Homosexual activists yesterday advised American couples against rushing to take advantage of recent Canadian court decisions legalizing same-sex “marriages.”
“Couples should absolutely not race across the border just to set up lawsuits; the wrong cases could set us back for years,” a coalition of five key groups said in a joint advisory to Americans planning to join the march to the altar that centers so far in Toronto.
With rare exceptions, courts universally recognize marriages that are valid where they were performed — a concept called “lex loci contractus.”
But state courts in the United States could decide “the Canadian marriage is so offensive to the public policy of that state that it’s not going to be recognized,” said Toronto lawyer Douglas Elliott, victorious lead counsel in the case that legalized same-sex “marriage” there. “The marriage of a Canadian couple is more likely to be recognized than an American couple that came to Canada to get around restrictions in the United States.”

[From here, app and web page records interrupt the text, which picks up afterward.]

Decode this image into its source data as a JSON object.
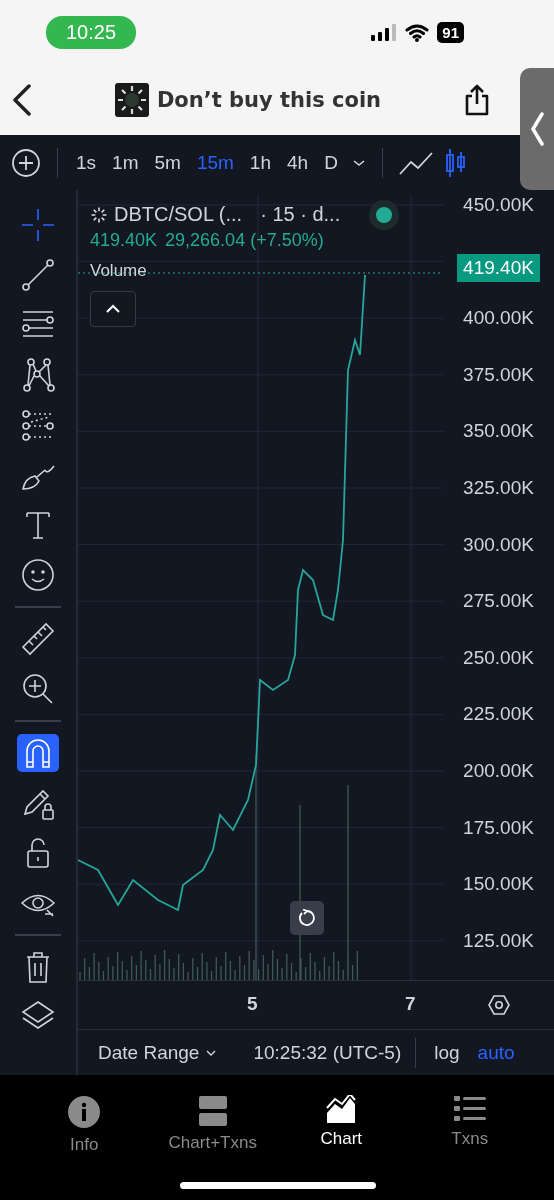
{
  "status_bar": {
    "time": "10:25",
    "battery": "91"
  },
  "header": {
    "title": "Don’t buy this coin"
  },
  "timeframes": [
    {
      "label": "1s",
      "selected": false
    },
    {
      "label": "1m",
      "selected": false
    },
    {
      "label": "5m",
      "selected": false
    },
    {
      "label": "15m",
      "selected": true
    },
    {
      "label": "1h",
      "selected": false
    },
    {
      "label": "4h",
      "selected": false
    },
    {
      "label": "D",
      "selected": false
    }
  ],
  "chart_types": [
    {
      "kind": "line",
      "selected": false
    },
    {
      "kind": "candles",
      "selected": true
    }
  ],
  "tool_groups": [
    {
      "tools": [
        {
          "kind": "crosshair",
          "selected": true
        },
        {
          "kind": "trend-line",
          "selected": false
        },
        {
          "kind": "parallel-lines",
          "selected": false
        },
        {
          "kind": "pattern",
          "selected": false
        },
        {
          "kind": "fib",
          "selected": false
        },
        {
          "kind": "brush",
          "selected": false
        },
        {
          "kind": "text",
          "selected": false
        },
        {
          "kind": "smiley",
          "selected": false
        }
      ]
    },
    {
      "tools": [
        {
          "kind": "ruler",
          "selected": false
        },
        {
          "kind": "zoom",
          "selected": false
        }
      ]
    },
    {
      "tools": [
        {
          "kind": "magnet",
          "selected": true
        },
        {
          "kind": "pencil-lock",
          "selected": false
        },
        {
          "kind": "lock",
          "selected": false
        },
        {
          "kind": "eye",
          "selected": false
        }
      ]
    },
    {
      "tools": [
        {
          "kind": "trash",
          "selected": false
        },
        {
          "kind": "layers",
          "selected": false
        }
      ]
    }
  ],
  "chart": {
    "symbol": "DBTC/SOL (...",
    "interval": "· 15 · d...",
    "live": true,
    "price": "419.40K",
    "change": "29,266.04 (+7.50%)",
    "volume_label": "Volume",
    "price_tag": "419.40K",
    "y_labels": [
      "450.00K",
      "400.00K",
      "375.00K",
      "350.00K",
      "325.00K",
      "300.00K",
      "275.00K",
      "250.00K",
      "225.00K",
      "200.00K",
      "175.00K",
      "150.00K",
      "125.00K"
    ],
    "x_labels": [
      "5",
      "7"
    ]
  },
  "footer": {
    "date_range": "Date Range",
    "time": "10:25:32 (UTC-5)",
    "scales": [
      {
        "label": "log",
        "on": false
      },
      {
        "label": "auto",
        "on": true
      }
    ]
  },
  "tabs": [
    {
      "label": "Info",
      "kind": "info",
      "selected": false
    },
    {
      "label": "Chart+Txns",
      "kind": "split",
      "selected": false
    },
    {
      "label": "Chart",
      "kind": "chart",
      "selected": true
    },
    {
      "label": "Txns",
      "kind": "list",
      "selected": false
    }
  ]
}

Such couples would also face the untested Defense of Marriage Act, signed into law by President Clinton in 1996. That law defines marriage as “a legal union between one man and one woman,” and requires that any federal law or agency dealing with marriage use that definition.
U.S. and Canadian officials yesterday said they know of no treaty that requires states to honor Canadian marriage licenses, although they always have done so, and that fact could produce a challenge under the equal-protection clause of the Constitution’s 14th Amendment.
“It’s not a question of a test case. It’s not a chess game. These people now are legally married. They are married. Their marriages may be discriminated against when they come to the United States,” said Evan Wolfson, of New York, executive director of Freedom to Marry, one of the five coalition groups.
Others seeking what they call “marriage equality” are Gay & Lesbian Advocates and Defenders in Boston, Lambda Legal Defense and Education Fund in New York, National Center for Lesbian Rights in San Francisco, and the ACLU Lesbian & Gay Rights Project in New York.
Bill Estey, of Metropolitan Community Churches in Toronto, was taking telephone appointments yesterday for weddings — at a $300 fee, not including the $110 wedding license — one day after Canada’s Cabinet approved a policy that Prime Minister Jean Chretien said “legally recognizes the union of same-sex couples.”
“We have done quite a number, and I have three American couples at the moment,” said Mr. Estey, who said he has no idea what legal frontiers those nuptials will encounter.
“All we have said to the American people who call is, we will marry them here, but they need to check with their lawyers in the state in which they live,” Mr. Estey said, indicating surprise that callers seem unworried about legal points on immigration, taxes or inheritance rights.
“What they say is they will come up here and be legally married and deal with those legal questions at home.”
It is unlikely to be an easy task, Mr. Elliott said. “They’re going to have a fight. But you’ve got some really clever lawyers and some organizations in the United States who will help them.”
There are other early decisions to make until new license applications are printed. Since applicants’ sex is not requested, couples must decide who is the bride and who is the groom. The male couple and female couple whose Jan. 14, 2001, unions produced the Canadian test case tossed a coin to decide who was what, Mr. Elliott said.
“They may use gender-neutral terms such as Spouse 1 and Spouse 2, but some people use the terms husband and wife, or bride and groom,” Mr. Elliott said yesterday.
The Canadian government’s decision comes on the heels of the June 10 ruling by the Ontario Court of Appeal that refusal to register same-sex unions violates a section of the Canadian Charter of Rights and Freedoms.
Ceremonies began immediately and, as of yesterday, the Ontario provincial government had issued 89 licenses to same-sex couples in Toronto alone: 49 to male couples and 40 to female couples.
“Finally, there is something more interesting coming from Canada than cold fronts,” Mr. Elliott said in a telephone interview from his Toronto office.
He cautioned Americans against jumping into a situation where no residency is required to get married, but a year’s residency is required to divorce.
“It’s a legal relationship and might be hard to undo. See a lawyer at home first. It is conceivable that a person married here might not be able to get divorced in either country,” Mr. Elliott said.